For me, watching continues a lifelong commitment. I pitched and played the outfield in various leagues myself growing up, and never really quit. After high school ball, I went on the softball circuit and there I remain, slower, wiser, yet still dreaming of game-saving catches and hook slides into third.

Wanting to share those joys with my own kids, I find myself back on the pitcher’s mound after a thirty year absence (ours is a “coach-pitch” league), only this time I’m rooting for the batters to hit the ball. For some, it’s daunting. I’ve had kids who spent most of the season getting up the nerve to swing the bat hard. On the other hand, two years of Brian McIntosh’s line shots up the middle have taught me to stay nimble. Brian is built like Kirby Puckett, though his lethal hitch-swing calls to mind hometown boy Dave Winfield, who played at Dunning while growing up.

Players’ concentration varies as widely as their skills, and, at times, my attempts to balance discipline and fun feel as precarious as a high-wire act. For every Jimmy Shoemaker or Sam Palosaari who bounces in place in his eagerness to hit the field, there are kids who need to run to the bench for a drink every five minutes or who show up wearing slip-on shoes and skip along the base paths.

As a coach, I emphasize thinking and attitude, so after every game we give out awards not only for the traditional PLAY OF THE GAME, but also for HUSTLE and FOCUS. Even the most inept player can win these, and the sudden lift of shoulders or brightness in the eyes rewards me too.

My greatest joy in coaching, of course, is working with my sons.

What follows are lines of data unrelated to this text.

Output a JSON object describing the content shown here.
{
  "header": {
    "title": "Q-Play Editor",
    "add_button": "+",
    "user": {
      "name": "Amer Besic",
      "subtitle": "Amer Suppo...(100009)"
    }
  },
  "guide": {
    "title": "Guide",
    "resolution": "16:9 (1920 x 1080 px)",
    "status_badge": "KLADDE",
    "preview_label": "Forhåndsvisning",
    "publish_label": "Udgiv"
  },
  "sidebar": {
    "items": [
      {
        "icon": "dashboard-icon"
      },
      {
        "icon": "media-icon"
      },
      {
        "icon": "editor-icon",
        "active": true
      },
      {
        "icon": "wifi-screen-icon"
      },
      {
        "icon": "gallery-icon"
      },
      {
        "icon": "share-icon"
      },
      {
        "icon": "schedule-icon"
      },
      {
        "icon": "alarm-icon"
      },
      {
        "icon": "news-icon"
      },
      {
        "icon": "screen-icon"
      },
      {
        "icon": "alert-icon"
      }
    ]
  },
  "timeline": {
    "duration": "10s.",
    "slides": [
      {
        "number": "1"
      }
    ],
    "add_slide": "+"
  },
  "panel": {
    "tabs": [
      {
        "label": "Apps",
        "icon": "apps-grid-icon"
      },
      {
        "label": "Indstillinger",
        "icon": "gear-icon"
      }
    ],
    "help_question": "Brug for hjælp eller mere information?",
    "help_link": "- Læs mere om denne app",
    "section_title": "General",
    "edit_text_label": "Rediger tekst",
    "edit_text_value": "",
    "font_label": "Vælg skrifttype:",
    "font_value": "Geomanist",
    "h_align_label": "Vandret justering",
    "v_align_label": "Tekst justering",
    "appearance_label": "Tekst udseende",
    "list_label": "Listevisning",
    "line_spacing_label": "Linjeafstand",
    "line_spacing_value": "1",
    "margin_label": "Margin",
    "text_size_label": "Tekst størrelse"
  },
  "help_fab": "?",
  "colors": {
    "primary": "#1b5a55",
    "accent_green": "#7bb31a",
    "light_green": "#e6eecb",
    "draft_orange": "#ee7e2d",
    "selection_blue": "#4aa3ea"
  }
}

While Evan is still so young that he tends to wear down early (“Dad, can I go to the playground now? Please, Dad?”), Alex obsesses with catching and all other aspects of the game. Some nights he comes home from practice and sits at the kitchen table, laboriously devising lineups and defensive rotations for the following game. He’s learned that it’s the catcher’s job to keep the team alert, so he’ll lead “Let’s go!” chants on the bench and, from his position behind the plate, regularly yells out situations: “Two down! Get the easy one!”

Future All-Star Alex Gabriel learns his chops behind the plate.

Future All-Star Alex Gabriel learns his chops behind the plate.

Last summer, after our final game, we had a team party under the trees beyond the left field fence. Alex instigated a sandlot game. One of the players was line-shot-up-the-middle Brian, so I suggested they make him bat left-handed; the pitching mound was barely 20-30 feet from home. My caution was laughed off.

A minute later came a shout and I turned to see Alex, the pitcher, bent over and holding his face. Brian had hit a line drive straight at him; Alex had gotten his glove on it, only to deflect it into his nose. There was blood everywhere—on his face, shirt, glove—but Alex never even cried.

The next day, as I was coming home from work, my son greeted me at the door wearing a big grin beneath his puffed-up nose and carrying an armload of gloves and bats. “Well, who’s up first?” he said. Our season hadn’t ended at all.

Originally published in MPLS ST.PAUL magazine, March 1997.